I think most neurotypical people would consider working as a cashier to be a job that is not particularly hard to learn (although they certainly wouldn’t be great at it straight away), but difficult in terms of stress and obnoxious customers and managers.

Am I right in saying neurotypical people tend to have less empathy? Sometimes they may underestimate the difficulty in learning the job, even if they had to learn the job not too long ago. They can have a curious “amnesia” about the difficulties they had.

I had a few retail jobs. I was decent enough at unpacking boxes, stocking shelves and that kind of thing. I got on well with the more laid back customers. Being a cashier though? I was probably in the top ten worst cashiers in human history.

One suggestion would be to ask yourself, can you live with it if the girl training you thinks you’re not very smart, for now (I don’t think you’re not smart, I’m just asking can you live with the possibility of one person thinking of you that way. I’m also not saying that she thinks of you that way either)? Maybe you could keep pen and paper handy when she’s giving you instructions, ask her to slow down and things like that.

Also when you’re not working, you could spend a little time thinking about what you recently learned on the job, and also write it down if you can.

It’s curious that training tends to be so bad in these retail jobs.. And that the managers are often so rubbish (okay, I know it’s because they have managers above them breathing down their necks or whatever)..

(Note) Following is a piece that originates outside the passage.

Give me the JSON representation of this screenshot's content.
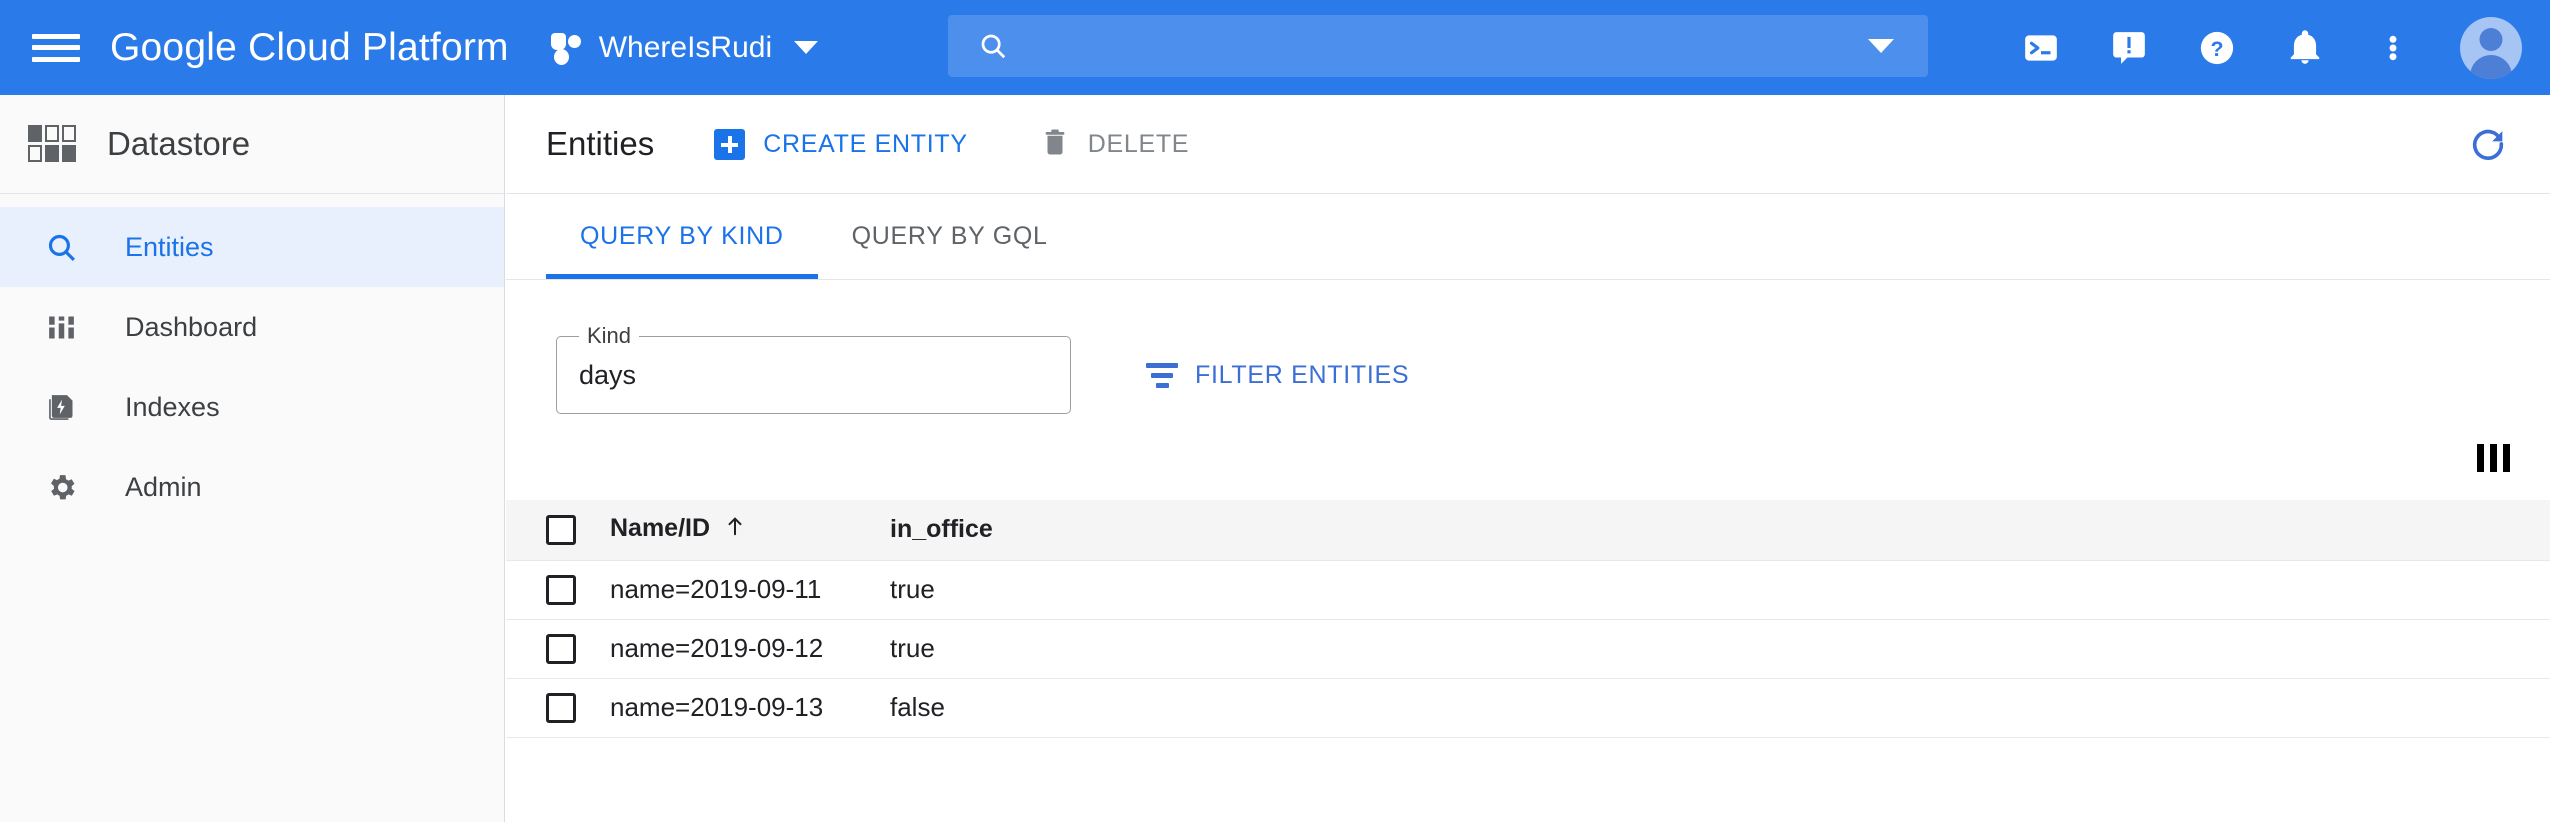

Anyway, I’m sure you can be a good cashier, you may just need to learn things your own way. As an ADHDer, you probably have more creativity than most. You can probably come up with good ideas to help you. I see there are videos about working as a cashier on YouTube, but I haven’t watched them so I can’t vouch for their quality.